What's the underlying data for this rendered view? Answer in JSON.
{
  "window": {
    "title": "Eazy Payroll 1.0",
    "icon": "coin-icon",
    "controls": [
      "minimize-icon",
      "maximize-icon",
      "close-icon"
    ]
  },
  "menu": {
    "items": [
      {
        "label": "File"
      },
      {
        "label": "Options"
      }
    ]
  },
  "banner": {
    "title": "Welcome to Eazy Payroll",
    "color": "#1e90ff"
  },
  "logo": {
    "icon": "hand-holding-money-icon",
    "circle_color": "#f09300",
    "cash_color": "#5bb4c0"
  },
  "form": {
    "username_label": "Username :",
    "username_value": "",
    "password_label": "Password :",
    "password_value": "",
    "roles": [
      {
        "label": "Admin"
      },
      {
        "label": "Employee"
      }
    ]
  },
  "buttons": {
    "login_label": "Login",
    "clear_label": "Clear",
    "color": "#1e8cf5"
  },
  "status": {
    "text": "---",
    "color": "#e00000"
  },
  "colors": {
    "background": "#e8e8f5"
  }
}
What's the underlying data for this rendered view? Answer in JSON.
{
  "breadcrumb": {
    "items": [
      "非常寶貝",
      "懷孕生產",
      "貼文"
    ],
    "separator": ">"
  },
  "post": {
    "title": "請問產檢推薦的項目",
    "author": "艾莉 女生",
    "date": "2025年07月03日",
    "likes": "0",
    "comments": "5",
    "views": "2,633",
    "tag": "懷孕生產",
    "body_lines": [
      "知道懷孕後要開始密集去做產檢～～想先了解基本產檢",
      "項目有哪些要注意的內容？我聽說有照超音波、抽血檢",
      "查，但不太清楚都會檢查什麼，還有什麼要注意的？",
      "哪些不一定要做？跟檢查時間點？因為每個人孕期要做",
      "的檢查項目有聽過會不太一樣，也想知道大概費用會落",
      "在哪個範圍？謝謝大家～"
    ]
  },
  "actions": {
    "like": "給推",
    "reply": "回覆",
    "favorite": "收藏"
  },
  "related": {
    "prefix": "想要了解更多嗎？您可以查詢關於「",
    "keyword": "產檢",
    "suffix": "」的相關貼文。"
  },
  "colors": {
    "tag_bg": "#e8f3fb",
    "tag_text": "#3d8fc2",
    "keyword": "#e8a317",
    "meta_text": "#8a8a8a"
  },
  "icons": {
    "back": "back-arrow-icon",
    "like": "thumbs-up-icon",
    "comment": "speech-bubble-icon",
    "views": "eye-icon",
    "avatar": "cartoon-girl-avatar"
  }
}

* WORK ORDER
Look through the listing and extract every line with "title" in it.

* RESULT OF THE EXERCISE
    "title": "Eazy Payroll 1.0",
    "title": "Welcome to Eazy Payroll",
    "title": "請問產檢推薦的項目",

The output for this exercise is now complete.